----- Supplied material -----
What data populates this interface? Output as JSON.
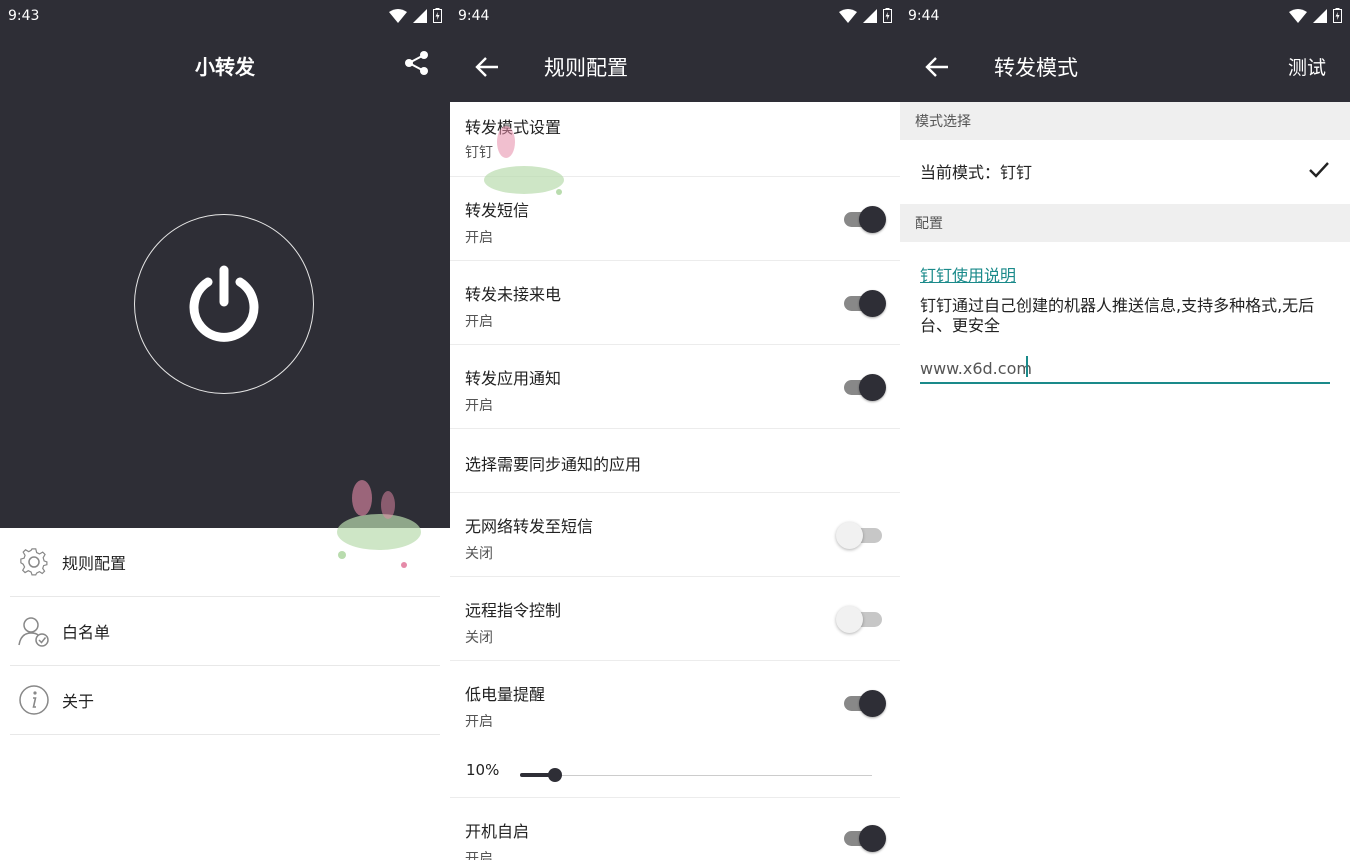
{
  "screen1": {
    "status_time": "9:43",
    "title": "小转发",
    "menu": [
      {
        "label": "规则配置",
        "icon": "gear-icon"
      },
      {
        "label": "白名单",
        "icon": "user-check-icon"
      },
      {
        "label": "关于",
        "icon": "info-icon"
      }
    ]
  },
  "screen2": {
    "status_time": "9:44",
    "title": "规则配置",
    "rows": [
      {
        "title": "转发模式设置",
        "sub": "钉钉"
      },
      {
        "title": "转发短信",
        "sub": "开启",
        "switch": true
      },
      {
        "title": "转发未接来电",
        "sub": "开启",
        "switch": true
      },
      {
        "title": "转发应用通知",
        "sub": "开启",
        "switch": true
      },
      {
        "title": "选择需要同步通知的应用"
      },
      {
        "title": "无网络转发至短信",
        "sub": "关闭",
        "switch": false
      },
      {
        "title": "远程指令控制",
        "sub": "关闭",
        "switch": false
      },
      {
        "title": "低电量提醒",
        "sub": "开启",
        "switch": true
      }
    ],
    "battery_slider": {
      "label": "10%",
      "value": 0.1
    },
    "last_row": {
      "title": "开机自启",
      "sub": "开启",
      "switch": true
    }
  },
  "screen3": {
    "status_time": "9:44",
    "title": "转发模式",
    "action": "测试",
    "section_mode": "模式选择",
    "current_mode": "当前模式：钉钉",
    "section_config": "配置",
    "help_link": "钉钉使用说明",
    "description": "钉钉通过自己创建的机器人推送信息,支持多种格式,无后台、更安全",
    "input_value": "www.x6d.com"
  },
  "colors": {
    "dark": "#2e2e36",
    "accent": "#1a8a8a"
  }
}
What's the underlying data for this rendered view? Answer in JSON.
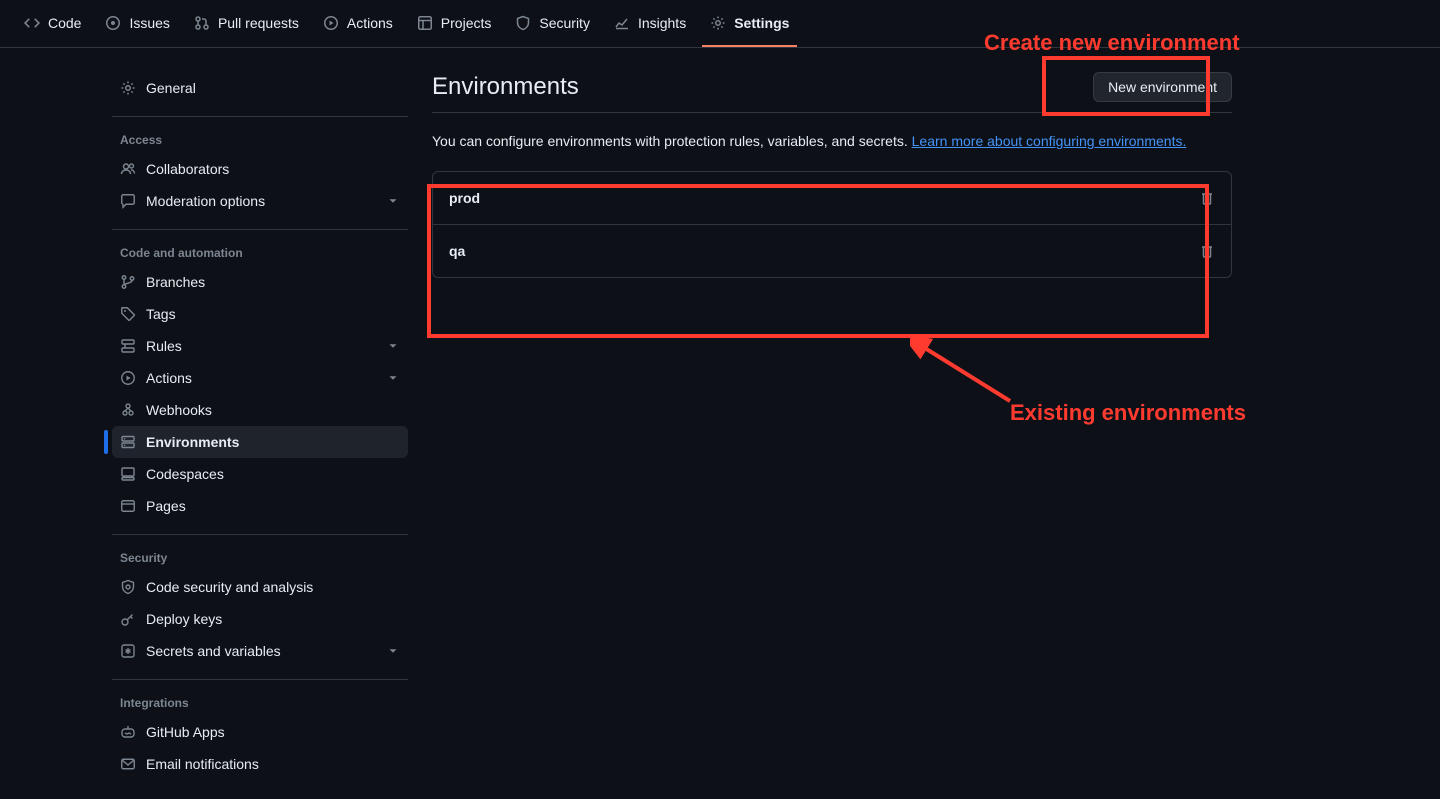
{
  "repo_nav": {
    "tabs": [
      {
        "label": "Code"
      },
      {
        "label": "Issues"
      },
      {
        "label": "Pull requests"
      },
      {
        "label": "Actions"
      },
      {
        "label": "Projects"
      },
      {
        "label": "Security"
      },
      {
        "label": "Insights"
      },
      {
        "label": "Settings"
      }
    ],
    "active_idx": 7
  },
  "sidebar": {
    "general": "General",
    "section_access": "Access",
    "collaborators": "Collaborators",
    "moderation": "Moderation options",
    "section_code_auto": "Code and automation",
    "branches": "Branches",
    "tags": "Tags",
    "rules": "Rules",
    "actions": "Actions",
    "webhooks": "Webhooks",
    "environments": "Environments",
    "codespaces": "Codespaces",
    "pages": "Pages",
    "section_security": "Security",
    "code_security": "Code security and analysis",
    "deploy_keys": "Deploy keys",
    "secrets_vars": "Secrets and variables",
    "section_integrations": "Integrations",
    "github_apps": "GitHub Apps",
    "email_notifications": "Email notifications"
  },
  "main": {
    "heading": "Environments",
    "new_btn": "New environment",
    "desc_text": "You can configure environments with protection rules, variables, and secrets. ",
    "desc_link": "Learn more about configuring environments.",
    "environments": [
      {
        "name": "prod"
      },
      {
        "name": "qa"
      }
    ]
  },
  "annotations": {
    "create_label": "Create new environment",
    "existing_label": "Existing environments"
  }
}
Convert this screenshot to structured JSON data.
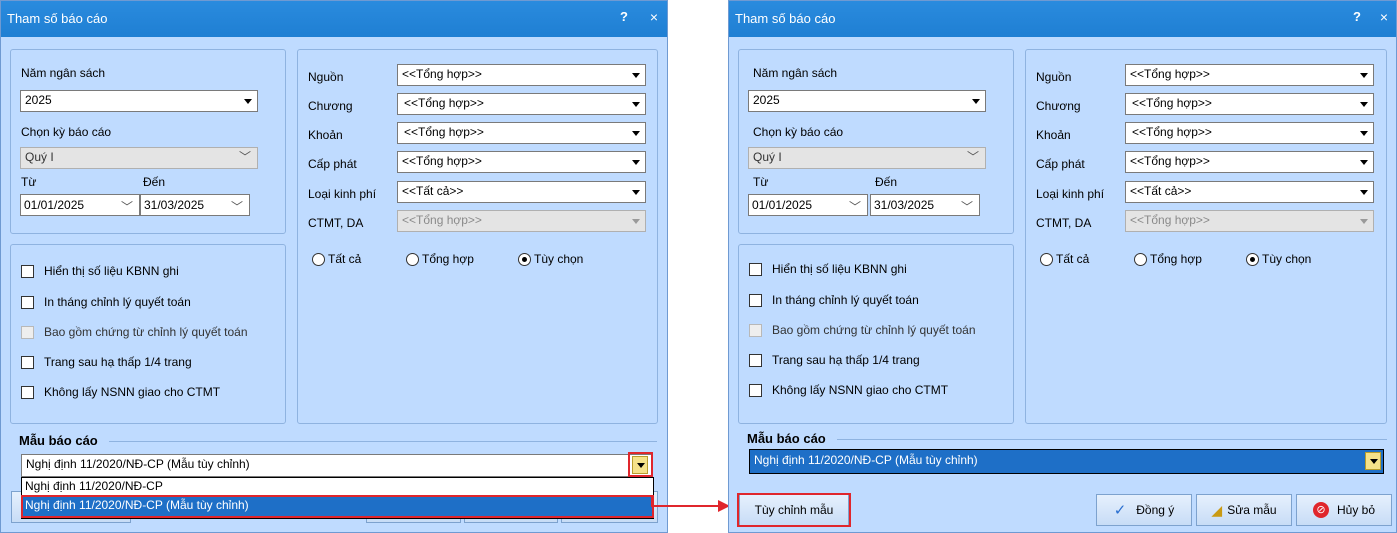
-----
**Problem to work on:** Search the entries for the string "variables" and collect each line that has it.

**Task answer:**
    "secrets_vars": "Secrets and variables",
    "desc_text": "You can configure environments with protection rules, variables, and secrets. ",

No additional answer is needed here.